• **RAW DATA**:
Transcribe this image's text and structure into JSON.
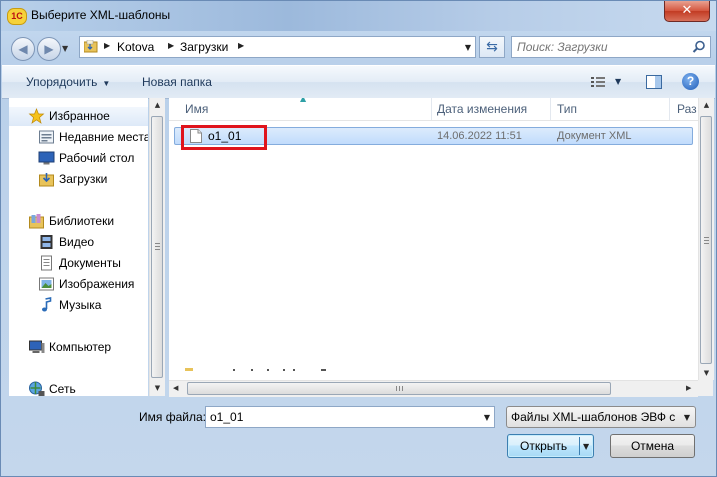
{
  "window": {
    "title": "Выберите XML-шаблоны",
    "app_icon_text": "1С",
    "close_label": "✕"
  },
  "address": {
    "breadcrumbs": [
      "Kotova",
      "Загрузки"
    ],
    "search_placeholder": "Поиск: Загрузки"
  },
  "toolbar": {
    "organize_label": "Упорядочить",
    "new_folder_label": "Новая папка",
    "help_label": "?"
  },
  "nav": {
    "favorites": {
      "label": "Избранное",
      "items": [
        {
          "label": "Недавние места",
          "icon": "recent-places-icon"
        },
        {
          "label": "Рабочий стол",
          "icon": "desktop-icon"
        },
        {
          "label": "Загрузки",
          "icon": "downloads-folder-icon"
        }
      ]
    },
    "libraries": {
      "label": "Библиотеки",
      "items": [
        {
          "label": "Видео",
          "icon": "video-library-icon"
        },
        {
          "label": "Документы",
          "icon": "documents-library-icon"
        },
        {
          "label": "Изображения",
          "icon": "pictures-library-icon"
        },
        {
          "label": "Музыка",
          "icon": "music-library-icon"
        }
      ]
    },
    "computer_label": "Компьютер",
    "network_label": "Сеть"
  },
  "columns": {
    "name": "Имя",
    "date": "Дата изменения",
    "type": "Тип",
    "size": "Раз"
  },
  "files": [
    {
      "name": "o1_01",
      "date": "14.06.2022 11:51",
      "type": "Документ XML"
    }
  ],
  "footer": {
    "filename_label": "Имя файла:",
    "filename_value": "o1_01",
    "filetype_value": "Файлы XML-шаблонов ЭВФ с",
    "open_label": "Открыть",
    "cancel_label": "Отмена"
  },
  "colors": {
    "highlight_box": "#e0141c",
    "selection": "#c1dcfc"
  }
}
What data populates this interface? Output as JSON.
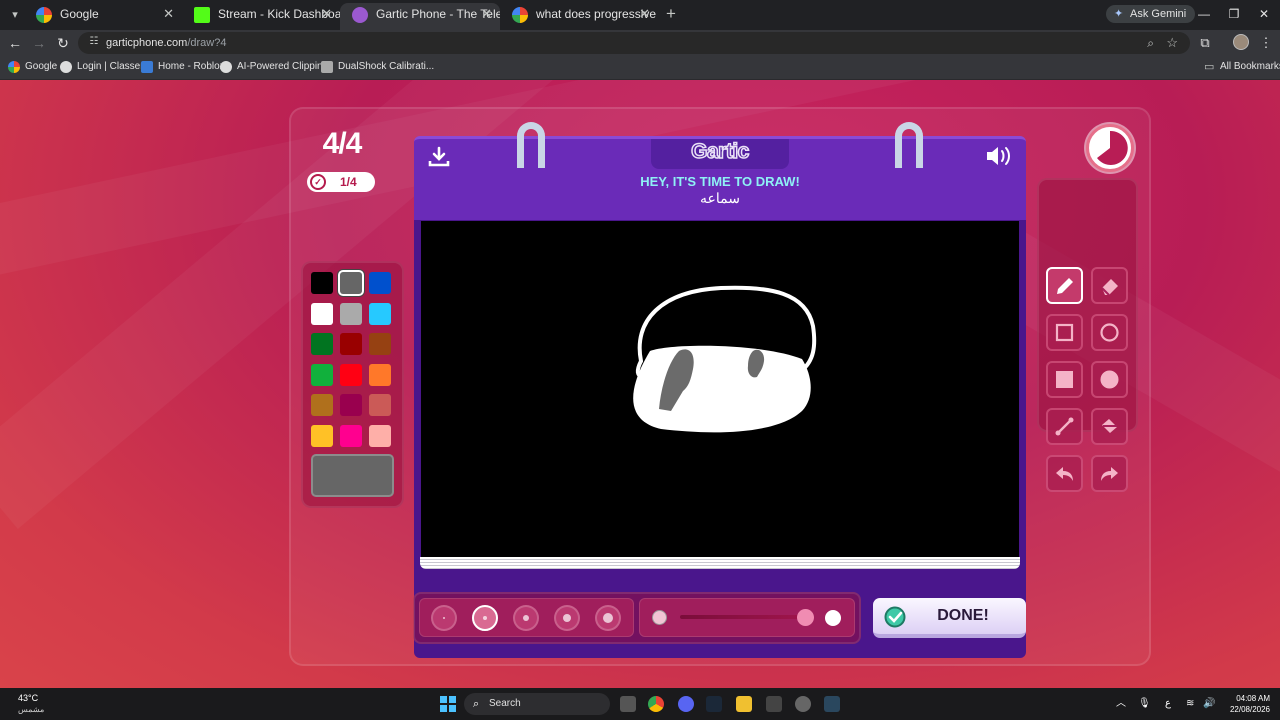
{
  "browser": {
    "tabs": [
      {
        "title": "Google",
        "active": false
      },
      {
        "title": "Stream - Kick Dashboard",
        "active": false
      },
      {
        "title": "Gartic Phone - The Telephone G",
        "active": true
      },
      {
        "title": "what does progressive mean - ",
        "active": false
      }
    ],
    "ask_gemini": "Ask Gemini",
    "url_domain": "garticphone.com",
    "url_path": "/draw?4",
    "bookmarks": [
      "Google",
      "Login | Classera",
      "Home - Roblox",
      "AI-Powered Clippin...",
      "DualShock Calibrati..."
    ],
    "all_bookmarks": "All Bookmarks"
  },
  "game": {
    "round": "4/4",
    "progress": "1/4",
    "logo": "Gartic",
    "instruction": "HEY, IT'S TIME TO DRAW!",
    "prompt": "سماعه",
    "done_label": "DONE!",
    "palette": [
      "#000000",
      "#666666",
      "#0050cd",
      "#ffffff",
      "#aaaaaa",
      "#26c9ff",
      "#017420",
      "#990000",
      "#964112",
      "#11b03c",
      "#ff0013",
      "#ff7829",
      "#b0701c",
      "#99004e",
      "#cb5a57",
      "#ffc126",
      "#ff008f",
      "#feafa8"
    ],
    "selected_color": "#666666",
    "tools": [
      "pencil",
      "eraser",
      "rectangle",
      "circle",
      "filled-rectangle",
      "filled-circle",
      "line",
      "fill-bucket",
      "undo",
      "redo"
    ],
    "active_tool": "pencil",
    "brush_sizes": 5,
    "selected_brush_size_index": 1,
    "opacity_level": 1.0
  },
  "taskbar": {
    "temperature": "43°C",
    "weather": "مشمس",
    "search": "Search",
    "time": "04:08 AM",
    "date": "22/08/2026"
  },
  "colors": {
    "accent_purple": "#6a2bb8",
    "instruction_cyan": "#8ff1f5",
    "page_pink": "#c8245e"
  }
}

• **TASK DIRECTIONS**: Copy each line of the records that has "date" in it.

• **COMPLETED TASK**:
    "date": "Дата изменения",
      "date": "14.06.2022 11:51",
    "date": "22/08/2026"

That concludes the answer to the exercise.